Exactly three years ago I built and installed a two-foot bridge that connected the main layout to a 2'x4' module that I had installed into the room's closet. However, late last year, due to some rearranging in the household, I needed the closet space back for what it was originally intended: to hold "stuff". The module had to go. That meant there was no place on which to rest the other end of the two-foot extension bridge. However, that bridge is essential to the operations of my layout. As you can see in the next photo, the engine sits on a turnout that is part of a run-around track arrangement that allows me to do switching work in this side of the layout. Without the two-foot extension, the engine can't clear the turnout.
After pondering this issue from time to time, I had several ideas pop in my head. I evaluated their pros and cons, but eventually settled on the one you see in these photos. I am using some fairly heavy chain leftover from another project in the garage which holds up the free-floating end of the bridge in mid-air.
I pre-drilled two holes and then installed one-inch long screws into the plywood base from which this bridge is made. The screws went through the rung of the chain as it was installed. The chain cannot be removed unless the screw is removed from the plywood.

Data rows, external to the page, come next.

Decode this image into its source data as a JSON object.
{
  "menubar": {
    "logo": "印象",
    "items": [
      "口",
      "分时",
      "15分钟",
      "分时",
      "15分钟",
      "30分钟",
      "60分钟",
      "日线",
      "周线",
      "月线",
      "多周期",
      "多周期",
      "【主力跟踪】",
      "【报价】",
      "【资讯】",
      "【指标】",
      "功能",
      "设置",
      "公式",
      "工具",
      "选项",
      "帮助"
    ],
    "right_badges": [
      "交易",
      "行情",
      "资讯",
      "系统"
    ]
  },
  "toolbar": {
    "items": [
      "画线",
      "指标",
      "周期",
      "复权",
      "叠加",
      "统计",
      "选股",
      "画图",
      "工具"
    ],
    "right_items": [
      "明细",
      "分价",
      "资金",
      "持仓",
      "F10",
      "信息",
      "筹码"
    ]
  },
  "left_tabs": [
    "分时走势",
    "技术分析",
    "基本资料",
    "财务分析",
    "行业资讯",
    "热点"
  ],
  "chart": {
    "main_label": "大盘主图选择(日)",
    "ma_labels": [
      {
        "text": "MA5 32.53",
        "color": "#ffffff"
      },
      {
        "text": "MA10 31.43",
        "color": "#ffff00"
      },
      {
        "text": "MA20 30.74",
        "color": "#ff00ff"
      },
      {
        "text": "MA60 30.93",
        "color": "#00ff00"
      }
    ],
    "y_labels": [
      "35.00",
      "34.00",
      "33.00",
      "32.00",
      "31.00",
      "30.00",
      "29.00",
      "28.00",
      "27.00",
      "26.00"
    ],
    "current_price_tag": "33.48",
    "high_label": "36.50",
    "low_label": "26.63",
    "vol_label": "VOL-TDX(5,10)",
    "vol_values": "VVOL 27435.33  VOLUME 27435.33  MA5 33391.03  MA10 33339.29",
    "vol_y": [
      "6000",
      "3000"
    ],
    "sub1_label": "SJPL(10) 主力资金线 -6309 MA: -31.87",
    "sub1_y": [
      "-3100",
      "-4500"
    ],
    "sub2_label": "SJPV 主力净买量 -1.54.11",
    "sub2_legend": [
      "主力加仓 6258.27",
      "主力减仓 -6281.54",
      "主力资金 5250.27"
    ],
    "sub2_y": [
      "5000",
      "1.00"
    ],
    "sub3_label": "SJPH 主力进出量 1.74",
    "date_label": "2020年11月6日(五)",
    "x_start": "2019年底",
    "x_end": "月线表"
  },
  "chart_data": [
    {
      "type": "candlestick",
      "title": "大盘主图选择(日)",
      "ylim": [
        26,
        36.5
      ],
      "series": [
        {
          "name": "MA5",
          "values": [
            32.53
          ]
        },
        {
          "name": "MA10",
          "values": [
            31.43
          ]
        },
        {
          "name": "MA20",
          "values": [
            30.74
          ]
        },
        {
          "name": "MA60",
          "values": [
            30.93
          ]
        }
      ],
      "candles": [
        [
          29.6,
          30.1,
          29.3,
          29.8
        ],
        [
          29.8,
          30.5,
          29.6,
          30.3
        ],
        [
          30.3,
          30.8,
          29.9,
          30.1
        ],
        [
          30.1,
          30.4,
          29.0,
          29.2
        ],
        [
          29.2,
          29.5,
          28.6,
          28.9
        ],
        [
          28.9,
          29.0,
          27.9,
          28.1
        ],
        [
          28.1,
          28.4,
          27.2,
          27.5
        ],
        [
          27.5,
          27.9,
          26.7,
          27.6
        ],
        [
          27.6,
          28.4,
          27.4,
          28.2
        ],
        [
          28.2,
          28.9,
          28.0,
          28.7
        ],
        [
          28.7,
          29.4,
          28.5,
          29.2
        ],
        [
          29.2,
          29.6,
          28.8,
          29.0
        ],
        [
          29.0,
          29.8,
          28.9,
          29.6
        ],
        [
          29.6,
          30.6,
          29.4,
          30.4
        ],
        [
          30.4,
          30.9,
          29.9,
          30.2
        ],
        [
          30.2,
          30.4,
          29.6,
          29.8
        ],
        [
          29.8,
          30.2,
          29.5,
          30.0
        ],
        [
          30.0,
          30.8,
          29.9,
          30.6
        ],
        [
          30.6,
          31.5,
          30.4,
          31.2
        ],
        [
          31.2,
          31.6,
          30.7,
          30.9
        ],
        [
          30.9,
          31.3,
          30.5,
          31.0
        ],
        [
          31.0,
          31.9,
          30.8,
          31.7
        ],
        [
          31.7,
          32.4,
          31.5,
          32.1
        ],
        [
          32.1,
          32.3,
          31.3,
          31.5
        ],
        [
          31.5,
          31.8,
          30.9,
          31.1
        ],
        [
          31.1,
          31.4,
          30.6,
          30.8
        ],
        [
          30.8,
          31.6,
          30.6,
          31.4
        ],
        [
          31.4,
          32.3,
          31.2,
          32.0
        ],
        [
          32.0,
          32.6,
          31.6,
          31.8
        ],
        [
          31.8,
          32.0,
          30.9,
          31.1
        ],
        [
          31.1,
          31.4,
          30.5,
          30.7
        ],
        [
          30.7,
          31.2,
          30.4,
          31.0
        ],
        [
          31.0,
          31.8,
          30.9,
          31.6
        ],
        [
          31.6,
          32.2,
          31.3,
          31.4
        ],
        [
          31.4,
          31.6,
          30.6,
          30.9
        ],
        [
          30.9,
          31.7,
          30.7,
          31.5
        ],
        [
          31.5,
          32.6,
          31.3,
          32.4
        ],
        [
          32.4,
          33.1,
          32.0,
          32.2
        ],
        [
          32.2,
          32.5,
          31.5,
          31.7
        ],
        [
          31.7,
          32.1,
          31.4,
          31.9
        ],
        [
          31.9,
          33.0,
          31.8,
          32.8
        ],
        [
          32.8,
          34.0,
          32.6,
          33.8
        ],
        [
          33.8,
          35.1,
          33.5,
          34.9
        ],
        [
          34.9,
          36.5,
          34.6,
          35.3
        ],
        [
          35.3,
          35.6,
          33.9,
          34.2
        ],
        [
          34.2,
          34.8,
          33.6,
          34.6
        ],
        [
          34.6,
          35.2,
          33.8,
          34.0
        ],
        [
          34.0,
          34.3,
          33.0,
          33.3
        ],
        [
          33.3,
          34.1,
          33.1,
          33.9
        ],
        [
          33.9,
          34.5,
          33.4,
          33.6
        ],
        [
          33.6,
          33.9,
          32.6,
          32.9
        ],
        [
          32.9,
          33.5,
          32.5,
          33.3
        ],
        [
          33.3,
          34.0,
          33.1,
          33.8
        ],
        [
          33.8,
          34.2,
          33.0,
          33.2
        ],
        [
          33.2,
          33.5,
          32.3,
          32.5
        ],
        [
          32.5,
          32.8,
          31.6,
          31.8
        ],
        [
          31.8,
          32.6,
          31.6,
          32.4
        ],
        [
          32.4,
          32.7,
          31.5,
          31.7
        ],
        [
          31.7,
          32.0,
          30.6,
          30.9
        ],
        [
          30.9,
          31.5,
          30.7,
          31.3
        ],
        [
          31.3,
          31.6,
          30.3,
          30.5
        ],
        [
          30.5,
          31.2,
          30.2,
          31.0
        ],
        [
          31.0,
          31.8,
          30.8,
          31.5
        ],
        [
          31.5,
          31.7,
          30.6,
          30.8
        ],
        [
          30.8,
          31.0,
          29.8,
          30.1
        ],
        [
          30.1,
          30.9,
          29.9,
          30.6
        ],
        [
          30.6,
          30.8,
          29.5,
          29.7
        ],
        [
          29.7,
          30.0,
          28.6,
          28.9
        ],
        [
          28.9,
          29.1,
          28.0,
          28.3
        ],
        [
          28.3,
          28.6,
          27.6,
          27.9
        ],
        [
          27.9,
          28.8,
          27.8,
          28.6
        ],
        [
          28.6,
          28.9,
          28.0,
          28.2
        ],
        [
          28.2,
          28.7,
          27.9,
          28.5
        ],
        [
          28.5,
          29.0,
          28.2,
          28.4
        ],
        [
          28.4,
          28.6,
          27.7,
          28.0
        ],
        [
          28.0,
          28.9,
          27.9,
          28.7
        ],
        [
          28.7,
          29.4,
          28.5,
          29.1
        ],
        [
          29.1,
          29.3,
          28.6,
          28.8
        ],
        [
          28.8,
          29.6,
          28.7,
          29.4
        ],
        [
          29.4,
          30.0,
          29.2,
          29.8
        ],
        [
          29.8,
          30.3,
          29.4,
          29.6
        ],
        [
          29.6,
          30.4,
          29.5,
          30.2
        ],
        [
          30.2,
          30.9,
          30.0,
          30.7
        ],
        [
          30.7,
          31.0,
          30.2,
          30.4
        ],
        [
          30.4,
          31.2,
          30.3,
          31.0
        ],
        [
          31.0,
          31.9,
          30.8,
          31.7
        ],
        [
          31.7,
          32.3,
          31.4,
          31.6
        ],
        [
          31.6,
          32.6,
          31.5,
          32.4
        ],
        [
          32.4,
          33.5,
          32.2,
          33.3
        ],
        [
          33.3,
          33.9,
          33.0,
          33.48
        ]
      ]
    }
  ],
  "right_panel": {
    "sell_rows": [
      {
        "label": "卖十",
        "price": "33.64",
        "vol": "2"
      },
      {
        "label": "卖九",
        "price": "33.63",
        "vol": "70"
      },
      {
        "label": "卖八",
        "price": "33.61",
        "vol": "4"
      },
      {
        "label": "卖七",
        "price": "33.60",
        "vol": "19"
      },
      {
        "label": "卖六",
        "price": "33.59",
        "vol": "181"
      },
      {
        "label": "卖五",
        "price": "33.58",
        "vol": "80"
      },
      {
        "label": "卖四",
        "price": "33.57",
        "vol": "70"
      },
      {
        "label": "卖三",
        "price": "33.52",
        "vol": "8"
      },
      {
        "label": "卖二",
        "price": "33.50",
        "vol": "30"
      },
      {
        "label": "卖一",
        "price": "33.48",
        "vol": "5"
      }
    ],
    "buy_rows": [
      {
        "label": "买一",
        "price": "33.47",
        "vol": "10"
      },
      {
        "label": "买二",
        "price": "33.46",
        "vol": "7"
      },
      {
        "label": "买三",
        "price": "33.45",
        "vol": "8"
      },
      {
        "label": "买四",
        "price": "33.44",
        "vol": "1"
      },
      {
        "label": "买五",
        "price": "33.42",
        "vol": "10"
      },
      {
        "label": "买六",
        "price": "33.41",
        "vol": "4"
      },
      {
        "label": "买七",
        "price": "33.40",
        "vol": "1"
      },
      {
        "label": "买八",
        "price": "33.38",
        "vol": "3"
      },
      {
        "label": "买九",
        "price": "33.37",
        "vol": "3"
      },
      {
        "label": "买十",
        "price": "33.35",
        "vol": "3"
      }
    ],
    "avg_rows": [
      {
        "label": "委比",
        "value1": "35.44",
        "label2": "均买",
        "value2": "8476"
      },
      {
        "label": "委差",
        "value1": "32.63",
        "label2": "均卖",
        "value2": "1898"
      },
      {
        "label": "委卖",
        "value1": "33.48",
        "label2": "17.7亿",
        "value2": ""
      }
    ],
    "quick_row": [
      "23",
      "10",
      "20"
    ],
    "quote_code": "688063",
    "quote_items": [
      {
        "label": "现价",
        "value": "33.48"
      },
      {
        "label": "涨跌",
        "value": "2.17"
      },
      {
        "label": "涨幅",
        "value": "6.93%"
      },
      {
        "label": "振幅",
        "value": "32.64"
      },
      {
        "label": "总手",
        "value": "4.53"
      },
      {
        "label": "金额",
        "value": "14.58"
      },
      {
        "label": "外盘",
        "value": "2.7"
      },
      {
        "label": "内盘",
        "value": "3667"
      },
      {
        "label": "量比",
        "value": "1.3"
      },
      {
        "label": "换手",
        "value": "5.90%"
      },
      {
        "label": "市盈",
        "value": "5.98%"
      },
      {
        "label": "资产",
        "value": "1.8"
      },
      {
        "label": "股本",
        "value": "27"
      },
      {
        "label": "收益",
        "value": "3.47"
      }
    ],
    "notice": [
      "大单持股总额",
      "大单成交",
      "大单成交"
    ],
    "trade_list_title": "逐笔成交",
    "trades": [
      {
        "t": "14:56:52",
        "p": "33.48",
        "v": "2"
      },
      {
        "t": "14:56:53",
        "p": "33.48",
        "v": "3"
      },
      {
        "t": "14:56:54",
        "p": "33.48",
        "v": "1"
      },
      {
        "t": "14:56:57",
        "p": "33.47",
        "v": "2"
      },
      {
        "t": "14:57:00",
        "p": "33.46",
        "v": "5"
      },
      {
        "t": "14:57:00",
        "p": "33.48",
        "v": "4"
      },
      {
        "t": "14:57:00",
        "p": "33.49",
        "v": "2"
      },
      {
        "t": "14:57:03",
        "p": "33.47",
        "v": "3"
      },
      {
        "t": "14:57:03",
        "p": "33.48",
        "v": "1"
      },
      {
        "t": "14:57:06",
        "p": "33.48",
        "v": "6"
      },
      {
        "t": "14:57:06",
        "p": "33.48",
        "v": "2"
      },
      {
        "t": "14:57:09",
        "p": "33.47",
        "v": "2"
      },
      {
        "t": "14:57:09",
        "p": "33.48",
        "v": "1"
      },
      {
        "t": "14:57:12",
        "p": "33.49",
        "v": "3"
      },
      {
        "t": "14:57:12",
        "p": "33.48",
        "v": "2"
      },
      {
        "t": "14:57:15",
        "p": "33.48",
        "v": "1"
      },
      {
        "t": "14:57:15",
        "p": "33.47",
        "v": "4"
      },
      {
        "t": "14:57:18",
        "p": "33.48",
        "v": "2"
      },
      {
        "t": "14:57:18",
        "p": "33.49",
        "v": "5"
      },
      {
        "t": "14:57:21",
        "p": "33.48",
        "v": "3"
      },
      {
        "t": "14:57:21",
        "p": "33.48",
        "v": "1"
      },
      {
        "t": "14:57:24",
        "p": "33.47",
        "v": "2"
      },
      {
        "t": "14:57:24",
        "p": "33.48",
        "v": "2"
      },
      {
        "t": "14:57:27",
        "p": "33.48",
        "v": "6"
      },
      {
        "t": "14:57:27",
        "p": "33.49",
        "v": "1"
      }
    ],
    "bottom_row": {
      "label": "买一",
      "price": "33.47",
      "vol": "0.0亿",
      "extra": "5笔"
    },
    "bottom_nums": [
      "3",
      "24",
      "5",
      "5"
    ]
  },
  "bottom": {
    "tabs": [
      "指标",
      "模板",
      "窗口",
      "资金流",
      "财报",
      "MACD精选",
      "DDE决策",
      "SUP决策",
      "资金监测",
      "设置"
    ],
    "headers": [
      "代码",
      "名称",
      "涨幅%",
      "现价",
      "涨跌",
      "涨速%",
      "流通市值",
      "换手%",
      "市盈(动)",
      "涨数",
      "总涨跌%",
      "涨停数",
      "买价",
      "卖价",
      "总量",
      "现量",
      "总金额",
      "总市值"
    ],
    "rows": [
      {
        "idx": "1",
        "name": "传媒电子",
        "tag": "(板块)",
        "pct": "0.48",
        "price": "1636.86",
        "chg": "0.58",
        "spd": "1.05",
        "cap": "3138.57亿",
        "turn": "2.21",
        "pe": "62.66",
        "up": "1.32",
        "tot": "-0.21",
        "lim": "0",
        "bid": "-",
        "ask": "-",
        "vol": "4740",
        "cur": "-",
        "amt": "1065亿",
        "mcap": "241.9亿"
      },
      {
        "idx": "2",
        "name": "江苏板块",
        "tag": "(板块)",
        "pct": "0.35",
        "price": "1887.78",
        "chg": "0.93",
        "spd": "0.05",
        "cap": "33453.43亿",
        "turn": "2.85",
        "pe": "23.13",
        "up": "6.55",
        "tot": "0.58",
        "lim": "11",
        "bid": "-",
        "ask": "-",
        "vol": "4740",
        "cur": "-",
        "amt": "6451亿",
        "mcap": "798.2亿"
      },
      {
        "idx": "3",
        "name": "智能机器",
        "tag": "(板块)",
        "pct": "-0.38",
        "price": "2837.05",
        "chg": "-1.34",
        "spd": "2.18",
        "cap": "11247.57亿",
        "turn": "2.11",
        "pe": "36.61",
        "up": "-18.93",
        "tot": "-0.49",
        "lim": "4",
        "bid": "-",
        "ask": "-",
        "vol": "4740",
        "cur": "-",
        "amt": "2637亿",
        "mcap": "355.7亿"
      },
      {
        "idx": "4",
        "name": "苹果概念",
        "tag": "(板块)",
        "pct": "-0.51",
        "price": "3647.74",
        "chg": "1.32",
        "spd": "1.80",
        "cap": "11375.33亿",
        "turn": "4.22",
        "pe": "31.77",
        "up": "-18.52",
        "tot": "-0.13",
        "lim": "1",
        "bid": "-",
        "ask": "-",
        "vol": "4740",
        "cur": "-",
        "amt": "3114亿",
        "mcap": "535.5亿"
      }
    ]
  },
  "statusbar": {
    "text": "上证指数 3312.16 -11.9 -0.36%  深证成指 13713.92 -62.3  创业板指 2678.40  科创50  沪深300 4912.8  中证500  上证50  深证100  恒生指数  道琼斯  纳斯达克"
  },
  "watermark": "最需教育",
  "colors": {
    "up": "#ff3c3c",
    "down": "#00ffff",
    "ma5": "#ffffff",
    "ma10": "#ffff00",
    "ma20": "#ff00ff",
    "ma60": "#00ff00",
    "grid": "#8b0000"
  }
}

I put two of the same screws into the closet door's header. The excess chain is just draped in between. Using two screws allowed me to balance the bridge. On the layout side, the bridge rests on the pedestal I had made before, so there is no change there. The rail has metal railjoiners keeping the rails aligned. The bridge can be removed from the layout side and then just hang down from the screws. This makes it possible to move it out of the way should I need access to the area. I mounted the two screws at the top a bit farther apart than the screws of the bridge, to provide a way to fight any lateral sway the bridge might experience. So far the idea is working well, and I am back to being able to operate my layout again.